• RECORDS FOR THE EXERCISE:
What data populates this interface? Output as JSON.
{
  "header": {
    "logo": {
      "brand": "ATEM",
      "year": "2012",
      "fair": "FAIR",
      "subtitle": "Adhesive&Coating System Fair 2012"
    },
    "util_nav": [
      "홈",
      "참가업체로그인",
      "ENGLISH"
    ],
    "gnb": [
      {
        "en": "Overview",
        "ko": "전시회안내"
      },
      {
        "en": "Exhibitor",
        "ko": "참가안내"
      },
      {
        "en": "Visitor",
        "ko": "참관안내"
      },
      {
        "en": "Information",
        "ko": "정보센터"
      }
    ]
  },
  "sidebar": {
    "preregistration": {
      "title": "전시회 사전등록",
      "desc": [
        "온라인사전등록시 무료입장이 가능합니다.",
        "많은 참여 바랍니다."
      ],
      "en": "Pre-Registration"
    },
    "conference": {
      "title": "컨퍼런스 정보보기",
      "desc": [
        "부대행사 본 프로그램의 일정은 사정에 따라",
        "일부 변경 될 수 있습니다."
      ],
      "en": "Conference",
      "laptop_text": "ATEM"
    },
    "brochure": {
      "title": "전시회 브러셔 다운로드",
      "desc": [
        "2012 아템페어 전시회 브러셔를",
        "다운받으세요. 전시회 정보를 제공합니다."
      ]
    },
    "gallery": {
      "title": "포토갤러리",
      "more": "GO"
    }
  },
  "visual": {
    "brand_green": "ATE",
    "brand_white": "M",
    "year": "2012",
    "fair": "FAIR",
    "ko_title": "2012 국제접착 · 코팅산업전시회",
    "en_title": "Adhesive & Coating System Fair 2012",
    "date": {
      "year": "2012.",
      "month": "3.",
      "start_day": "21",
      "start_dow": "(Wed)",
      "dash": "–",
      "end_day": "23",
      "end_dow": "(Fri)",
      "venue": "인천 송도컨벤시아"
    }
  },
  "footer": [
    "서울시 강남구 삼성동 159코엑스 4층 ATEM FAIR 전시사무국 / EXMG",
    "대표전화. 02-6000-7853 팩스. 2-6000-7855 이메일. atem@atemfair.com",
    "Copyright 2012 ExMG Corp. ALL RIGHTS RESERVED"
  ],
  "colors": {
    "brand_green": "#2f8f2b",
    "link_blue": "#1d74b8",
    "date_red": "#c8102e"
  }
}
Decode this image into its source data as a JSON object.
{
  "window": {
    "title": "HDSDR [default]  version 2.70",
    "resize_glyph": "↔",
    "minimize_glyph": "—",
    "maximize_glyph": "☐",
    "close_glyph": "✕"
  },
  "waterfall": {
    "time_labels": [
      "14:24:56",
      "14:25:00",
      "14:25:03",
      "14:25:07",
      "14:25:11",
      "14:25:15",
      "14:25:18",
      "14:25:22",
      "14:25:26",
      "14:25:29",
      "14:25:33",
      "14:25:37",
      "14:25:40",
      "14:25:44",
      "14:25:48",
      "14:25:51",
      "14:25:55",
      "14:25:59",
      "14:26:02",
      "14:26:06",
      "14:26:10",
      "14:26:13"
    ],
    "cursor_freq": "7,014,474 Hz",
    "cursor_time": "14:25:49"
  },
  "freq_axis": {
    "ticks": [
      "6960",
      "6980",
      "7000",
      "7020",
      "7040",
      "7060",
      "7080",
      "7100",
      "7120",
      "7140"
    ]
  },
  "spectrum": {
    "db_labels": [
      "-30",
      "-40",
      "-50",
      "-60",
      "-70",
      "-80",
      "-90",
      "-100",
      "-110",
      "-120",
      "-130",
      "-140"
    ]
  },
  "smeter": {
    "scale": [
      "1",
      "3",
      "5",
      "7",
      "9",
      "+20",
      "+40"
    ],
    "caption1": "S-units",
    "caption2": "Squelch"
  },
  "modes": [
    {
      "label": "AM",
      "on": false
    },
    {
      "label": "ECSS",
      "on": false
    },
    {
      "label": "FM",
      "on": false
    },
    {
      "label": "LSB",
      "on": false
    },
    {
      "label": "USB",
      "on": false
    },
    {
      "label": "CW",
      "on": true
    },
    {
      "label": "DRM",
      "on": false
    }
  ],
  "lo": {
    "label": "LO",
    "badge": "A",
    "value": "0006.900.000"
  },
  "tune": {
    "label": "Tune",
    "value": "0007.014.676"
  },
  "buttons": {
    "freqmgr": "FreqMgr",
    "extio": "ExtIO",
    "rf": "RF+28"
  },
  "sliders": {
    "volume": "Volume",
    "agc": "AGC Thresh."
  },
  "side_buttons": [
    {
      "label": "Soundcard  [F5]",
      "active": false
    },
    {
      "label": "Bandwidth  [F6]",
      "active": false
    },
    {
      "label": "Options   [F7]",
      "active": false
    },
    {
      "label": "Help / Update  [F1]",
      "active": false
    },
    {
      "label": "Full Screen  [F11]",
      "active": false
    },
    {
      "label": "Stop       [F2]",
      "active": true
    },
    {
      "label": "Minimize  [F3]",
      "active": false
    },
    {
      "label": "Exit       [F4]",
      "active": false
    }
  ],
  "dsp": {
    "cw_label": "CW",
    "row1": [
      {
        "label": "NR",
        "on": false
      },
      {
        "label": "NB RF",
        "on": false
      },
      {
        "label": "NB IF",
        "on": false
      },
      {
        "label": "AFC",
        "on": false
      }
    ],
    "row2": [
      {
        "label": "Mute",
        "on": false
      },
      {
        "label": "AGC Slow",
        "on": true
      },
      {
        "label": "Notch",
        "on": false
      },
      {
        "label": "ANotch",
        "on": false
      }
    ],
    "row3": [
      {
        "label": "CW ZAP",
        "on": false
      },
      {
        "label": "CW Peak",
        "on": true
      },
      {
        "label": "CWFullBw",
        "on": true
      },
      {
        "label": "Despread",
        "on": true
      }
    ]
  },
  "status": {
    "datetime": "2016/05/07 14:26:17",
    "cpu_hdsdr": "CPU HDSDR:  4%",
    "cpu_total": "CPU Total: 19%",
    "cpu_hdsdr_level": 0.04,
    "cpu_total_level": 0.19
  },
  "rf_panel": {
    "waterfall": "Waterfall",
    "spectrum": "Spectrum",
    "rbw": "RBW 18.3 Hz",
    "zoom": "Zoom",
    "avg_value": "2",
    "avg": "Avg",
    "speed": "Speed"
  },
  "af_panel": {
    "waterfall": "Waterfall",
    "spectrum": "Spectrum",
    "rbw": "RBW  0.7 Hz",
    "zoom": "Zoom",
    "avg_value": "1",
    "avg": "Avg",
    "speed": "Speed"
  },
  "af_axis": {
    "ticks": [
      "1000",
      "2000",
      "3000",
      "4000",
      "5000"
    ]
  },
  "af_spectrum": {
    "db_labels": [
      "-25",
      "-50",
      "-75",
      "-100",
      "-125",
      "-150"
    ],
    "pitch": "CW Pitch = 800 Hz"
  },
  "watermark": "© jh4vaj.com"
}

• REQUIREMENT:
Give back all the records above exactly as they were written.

• TASK OUTPUT:
What data populates this interface? Output as JSON.
{
  "header": {
    "logo": {
      "brand": "ATEM",
      "year": "2012",
      "fair": "FAIR",
      "subtitle": "Adhesive&Coating System Fair 2012"
    },
    "util_nav": [
      "홈",
      "참가업체로그인",
      "ENGLISH"
    ],
    "gnb": [
      {
        "en": "Overview",
        "ko": "전시회안내"
      },
      {
        "en": "Exhibitor",
        "ko": "참가안내"
      },
      {
        "en": "Visitor",
        "ko": "참관안내"
      },
      {
        "en": "Information",
        "ko": "정보센터"
      }
    ]
  },
  "sidebar": {
    "preregistration": {
      "title": "전시회 사전등록",
      "desc": [
        "온라인사전등록시 무료입장이 가능합니다.",
        "많은 참여 바랍니다."
      ],
      "en": "Pre-Registration"
    },
    "conference": {
      "title": "컨퍼런스 정보보기",
      "desc": [
        "부대행사 본 프로그램의 일정은 사정에 따라",
        "일부 변경 될 수 있습니다."
      ],
      "en": "Conference",
      "laptop_text": "ATEM"
    },
    "brochure": {
      "title": "전시회 브러셔 다운로드",
      "desc": [
        "2012 아템페어 전시회 브러셔를",
        "다운받으세요. 전시회 정보를 제공합니다."
      ]
    },
    "gallery": {
      "title": "포토갤러리",
      "more": "GO"
    }
  },
  "visual": {
    "brand_green": "ATE",
    "brand_white": "M",
    "year": "2012",
    "fair": "FAIR",
    "ko_title": "2012 국제접착 · 코팅산업전시회",
    "en_title": "Adhesive & Coating System Fair 2012",
    "date": {
      "year": "2012.",
      "month": "3.",
      "start_day": "21",
      "start_dow": "(Wed)",
      "dash": "–",
      "end_day": "23",
      "end_dow": "(Fri)",
      "venue": "인천 송도컨벤시아"
    }
  },
  "footer": [
    "서울시 강남구 삼성동 159코엑스 4층 ATEM FAIR 전시사무국 / EXMG",
    "대표전화. 02-6000-7853 팩스. 2-6000-7855 이메일. atem@atemfair.com",
    "Copyright 2012 ExMG Corp. ALL RIGHTS RESERVED"
  ],
  "colors": {
    "brand_green": "#2f8f2b",
    "link_blue": "#1d74b8",
    "date_red": "#c8102e"
  }
}
Decode this image into its source data as a JSON object.
{
  "window": {
    "title": "HDSDR [default]  version 2.70",
    "resize_glyph": "↔",
    "minimize_glyph": "—",
    "maximize_glyph": "☐",
    "close_glyph": "✕"
  },
  "waterfall": {
    "time_labels": [
      "14:24:56",
      "14:25:00",
      "14:25:03",
      "14:25:07",
      "14:25:11",
      "14:25:15",
      "14:25:18",
      "14:25:22",
      "14:25:26",
      "14:25:29",
      "14:25:33",
      "14:25:37",
      "14:25:40",
      "14:25:44",
      "14:25:48",
      "14:25:51",
      "14:25:55",
      "14:25:59",
      "14:26:02",
      "14:26:06",
      "14:26:10",
      "14:26:13"
    ],
    "cursor_freq": "7,014,474 Hz",
    "cursor_time": "14:25:49"
  },
  "freq_axis": {
    "ticks": [
      "6960",
      "6980",
      "7000",
      "7020",
      "7040",
      "7060",
      "7080",
      "7100",
      "7120",
      "7140"
    ]
  },
  "spectrum": {
    "db_labels": [
      "-30",
      "-40",
      "-50",
      "-60",
      "-70",
      "-80",
      "-90",
      "-100",
      "-110",
      "-120",
      "-130",
      "-140"
    ]
  },
  "smeter": {
    "scale": [
      "1",
      "3",
      "5",
      "7",
      "9",
      "+20",
      "+40"
    ],
    "caption1": "S-units",
    "caption2": "Squelch"
  },
  "modes": [
    {
      "label": "AM",
      "on": false
    },
    {
      "label": "ECSS",
      "on": false
    },
    {
      "label": "FM",
      "on": false
    },
    {
      "label": "LSB",
      "on": false
    },
    {
      "label": "USB",
      "on": false
    },
    {
      "label": "CW",
      "on": true
    },
    {
      "label": "DRM",
      "on": false
    }
  ],
  "lo": {
    "label": "LO",
    "badge": "A",
    "value": "0006.900.000"
  },
  "tune": {
    "label": "Tune",
    "value": "0007.014.676"
  },
  "buttons": {
    "freqmgr": "FreqMgr",
    "extio": "ExtIO",
    "rf": "RF+28"
  },
  "sliders": {
    "volume": "Volume",
    "agc": "AGC Thresh."
  },
  "side_buttons": [
    {
      "label": "Soundcard  [F5]",
      "active": false
    },
    {
      "label": "Bandwidth  [F6]",
      "active": false
    },
    {
      "label": "Options   [F7]",
      "active": false
    },
    {
      "label": "Help / Update  [F1]",
      "active": false
    },
    {
      "label": "Full Screen  [F11]",
      "active": false
    },
    {
      "label": "Stop       [F2]",
      "active": true
    },
    {
      "label": "Minimize  [F3]",
      "active": false
    },
    {
      "label": "Exit       [F4]",
      "active": false
    }
  ],
  "dsp": {
    "cw_label": "CW",
    "row1": [
      {
        "label": "NR",
        "on": false
      },
      {
        "label": "NB RF",
        "on": false
      },
      {
        "label": "NB IF",
        "on": false
      },
      {
        "label": "AFC",
        "on": false
      }
    ],
    "row2": [
      {
        "label": "Mute",
        "on": false
      },
      {
        "label": "AGC Slow",
        "on": true
      },
      {
        "label": "Notch",
        "on": false
      },
      {
        "label": "ANotch",
        "on": false
      }
    ],
    "row3": [
      {
        "label": "CW ZAP",
        "on": false
      },
      {
        "label": "CW Peak",
        "on": true
      },
      {
        "label": "CWFullBw",
        "on": true
      },
      {
        "label": "Despread",
        "on": true
      }
    ]
  },
  "status": {
    "datetime": "2016/05/07 14:26:17",
    "cpu_hdsdr": "CPU HDSDR:  4%",
    "cpu_total": "CPU Total: 19%",
    "cpu_hdsdr_level": 0.04,
    "cpu_total_level": 0.19
  },
  "rf_panel": {
    "waterfall": "Waterfall",
    "spectrum": "Spectrum",
    "rbw": "RBW 18.3 Hz",
    "zoom": "Zoom",
    "avg_value": "2",
    "avg": "Avg",
    "speed": "Speed"
  },
  "af_panel": {
    "waterfall": "Waterfall",
    "spectrum": "Spectrum",
    "rbw": "RBW  0.7 Hz",
    "zoom": "Zoom",
    "avg_value": "1",
    "avg": "Avg",
    "speed": "Speed"
  },
  "af_axis": {
    "ticks": [
      "1000",
      "2000",
      "3000",
      "4000",
      "5000"
    ]
  },
  "af_spectrum": {
    "db_labels": [
      "-25",
      "-50",
      "-75",
      "-100",
      "-125",
      "-150"
    ],
    "pitch": "CW Pitch = 800 Hz"
  },
  "watermark": "© jh4vaj.com"
}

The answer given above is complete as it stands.